Mpix is an online print service of Miller's Lab, based in Pittsburg, Kansas which provides professional imaging services nationwide. In other words, you would expect them to understand photography. However, we were disappointed in its uneven photo reproduction and only average print quality. In addition, the software (which is the same as licensed by Costco) has some severe limitations. For more consistent quality and fun, creative software, we prefer Mixbook or Printique.
Mpix review: Prices
Mpix photo book
An 8 x 8-inch 20-page hardcover book starts at $34.99. Mpix book has a variety of other books, such as a 5 x 5 Economy Hardcover ($29.99), an 11 x 8.5 Premium Linen Hardcover ($54.99), a 9 x 8-inch Premium softcover ($24.99) and a 10x10-inch Premium custom Hardcover ($69.99).
Our test 11 x 8.5-inch center-fold wall calendar cost $23.00. Discounts are available for volume. For instance, two to ten calendars cost $22.00 each, and 11 to 50 cost $19.00 each. The same prices apply to 12x18-inch calendars with the binding on the top. Single sheet 8 x 10 photo calendars are also available for $2.39.
Mpix photo card
Mpix’s cards are priced on a sliding scale by volume. For our 5 x 7-inch card, 5 cards were $3.44 each, 25 cards would be $1.64 each, and up to 110 cards would be $1.59 each. (Larger volumes are available.) Five different types of paper are available for the same price. White envelopes are included. Kraft or silver envelopes cost $1.00 more per 5 cards. A printed return address on your envelope is an additional $1.25/5, and to have a printed return and a recipient address costs $1.75/5.
Mpix review: Software
Mpix’s software is a hodgepodge that does some things quite well, while others are poorly conceived and miserly in execution.
The basics of Mpix's book, calendar and card software are quite similar. In fact, the most significant difference among the three isn’t the interface, but the templates. The card templates card templates have design elements that can’t be moved or deleted. The book and calendar templates are flexible and editable; everything can be moved, resized, reshaped or deleted, plus you can add elements wherever you want.

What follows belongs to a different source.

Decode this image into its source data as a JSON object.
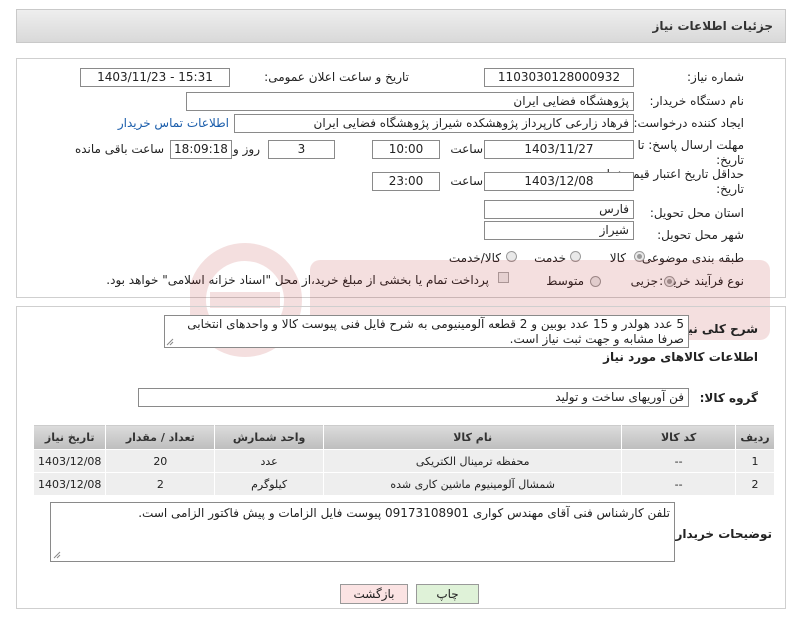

Mpix’s limited number of straight borders are of fixed width and only specific colors, neither of which can be adjusted. In addition, the border colors do not necessarily match the text colors, nor are there any numerical color values to help with such matching. The attractive Fancy Frames include Mpix's only drop shadows, all of which but one are associated with some frames.
The comparatively small collections of clip art available in the book and card interfaces are similar to Costco Photo Center. These are intelligently organized into descriptive categories, and some (such as the Jewelry photorealistic clip art) are very attractive. On the other hand, the more limited poorly organized selection of illustrated clip art that I could use with my calendar were unexciting line drawings most of which were black and white. If you don't like the backgrounds provided with your selected template, the interface has a small library of mostly cartoonish backgrounds you can use.
Calendar events management requires too many mouse clicks. But once I reached the Event edit window, I was impressed with the size and ease of using it. I could drag and drop to add or replace a picture, and use the full text tool to create a caption.
Mpix review: Print Quality
Mpix photo book
While the Mpix book looks okay on the surface, with nicely textured end papers, and pages that are a good weight, the book has problems. The paper has a coarse feel, the binding stitches show between pages, and the end papers are cracking at the center edge.
While the printed photos have good, true to life color, the pictures have a flat dynamic range with diminished highlights. Focus is a bit soft, but not significantly so. Type is well-formed though with slightly soft edges.
The photos on our Mpix calendar were generally okay, with average colors, clear details and good transitions. However, they are, for the most part, somewhat overexposed.
Most of the pictures are sharp, but some had a slight softness. The type is a bit jagged. While the paper was the thickest of all the calendars, it doesn’t have the feel of quality stock.
Mpix photo cards
At first glance, the photos on our Mpix card look sharp and clear. But it becomes quickly obvious that Mpix doesn’t do a great job on photo printing, and instead uses high contrast and black edging around light-colored subjects to convey a superficial (and false) sense of sharpness.
The exposure is washed out, the pictures have loss of detail in the shadows and degraded gradients from shadow to midtone. Some of the text is well-formed, but other type has ink dropouts. While the paper is the thickest of the cards, it feels like cheap cardboard.
Mpix review: Verdict
Mpix is a generally good, but not great print service. The software has severe limitations, photo quality is just so-so, and the printed products are nothing special. If you’re going to go to the trouble of creating a book, calendar or card, you deserve to have something that’s more than average.
For the best software that’s flexible and creative as well as fun to use, we recommend bypassing Mpix and trying Mixbook or Printique. You'll get far better quality print products that fit your creative vision.